On September 23, 1980, Bob Marley performed what would become his last concert ever. He was in concert with the Wailers at the then Stanley Theatre, Pittsburgh, PA as part of the Uprising Tour.
Marley and the Wailers had been booked by Rich Engler to perform at the now called the Benedum Center. The minute the tickets for the concert hit the stands, the concert sold out as many people were looking forward to listening to the legendary reggae artist.
On the day of the concert, Marley’s wife, Rita, called Engler and informed him that Marley, who had been diagnosed with melanoma two years earlier, had collapsed two days before the concert. She added that he would still love to come to the concert even though he was not feeling to0 well.
According to Engler, Marley’s health was the first thing he checked out the moment he and the band alighted from the bus.
“I see Bob and he looks really tired and emaciated,” Engler said. “I ask him how he’s doing and he says, ‘not so good.’”
Engler checked on the singer again minutes before the show to make sure he was able to hit the stage, to which Marley said: “Yeah, mon, I got to do it for my band. For my band, they need the money.”
Despite his frail health, Marley was able to perform one of the best concerts ever, playing all 20 songs he had promised.
What many people did not know is that the last recorded song at the concert Get up, Stand up, which Marley performed for six minutes, was almost lost to history. According to reports, the taper at the show cut the original soundboard tape during the second last song, W0rk, to preserve space. The tape could only record for 90 minutes.
Fortunately, it was found in 2002 by Marley’s archivists James Wilson and Jack Low and was included in an album of the live concert, which would be released in 2011.

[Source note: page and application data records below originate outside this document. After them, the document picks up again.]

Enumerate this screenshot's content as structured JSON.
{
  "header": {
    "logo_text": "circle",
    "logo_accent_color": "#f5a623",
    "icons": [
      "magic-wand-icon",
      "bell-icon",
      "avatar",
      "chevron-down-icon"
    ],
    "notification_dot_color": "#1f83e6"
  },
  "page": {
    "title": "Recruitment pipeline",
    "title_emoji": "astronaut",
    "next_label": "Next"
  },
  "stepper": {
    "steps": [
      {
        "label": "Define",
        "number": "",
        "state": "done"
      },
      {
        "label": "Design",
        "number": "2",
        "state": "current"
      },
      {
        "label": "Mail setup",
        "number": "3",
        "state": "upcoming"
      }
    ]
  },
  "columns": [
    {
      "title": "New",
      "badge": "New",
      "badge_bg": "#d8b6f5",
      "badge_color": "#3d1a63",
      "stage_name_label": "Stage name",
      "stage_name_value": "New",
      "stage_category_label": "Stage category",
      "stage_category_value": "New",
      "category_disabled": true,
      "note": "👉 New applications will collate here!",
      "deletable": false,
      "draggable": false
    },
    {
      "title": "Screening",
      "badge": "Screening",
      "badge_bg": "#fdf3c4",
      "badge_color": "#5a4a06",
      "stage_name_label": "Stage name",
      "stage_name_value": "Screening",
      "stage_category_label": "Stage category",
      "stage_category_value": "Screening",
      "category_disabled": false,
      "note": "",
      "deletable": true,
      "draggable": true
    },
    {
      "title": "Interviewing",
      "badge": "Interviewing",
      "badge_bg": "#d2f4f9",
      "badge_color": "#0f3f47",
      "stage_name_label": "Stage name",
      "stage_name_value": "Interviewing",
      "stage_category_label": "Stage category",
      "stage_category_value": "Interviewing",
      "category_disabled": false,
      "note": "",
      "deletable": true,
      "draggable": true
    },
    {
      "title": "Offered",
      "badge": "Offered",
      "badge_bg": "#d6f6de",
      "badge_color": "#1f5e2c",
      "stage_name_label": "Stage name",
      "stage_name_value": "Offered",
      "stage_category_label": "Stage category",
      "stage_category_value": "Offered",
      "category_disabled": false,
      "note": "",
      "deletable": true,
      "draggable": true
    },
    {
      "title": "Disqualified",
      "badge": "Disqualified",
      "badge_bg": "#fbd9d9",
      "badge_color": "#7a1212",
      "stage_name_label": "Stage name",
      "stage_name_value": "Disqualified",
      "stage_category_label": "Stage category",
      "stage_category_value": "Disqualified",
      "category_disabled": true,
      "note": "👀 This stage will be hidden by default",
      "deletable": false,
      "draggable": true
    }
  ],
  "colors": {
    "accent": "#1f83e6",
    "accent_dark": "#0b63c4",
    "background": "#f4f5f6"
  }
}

Here is the version Marley performed at his last ever concert.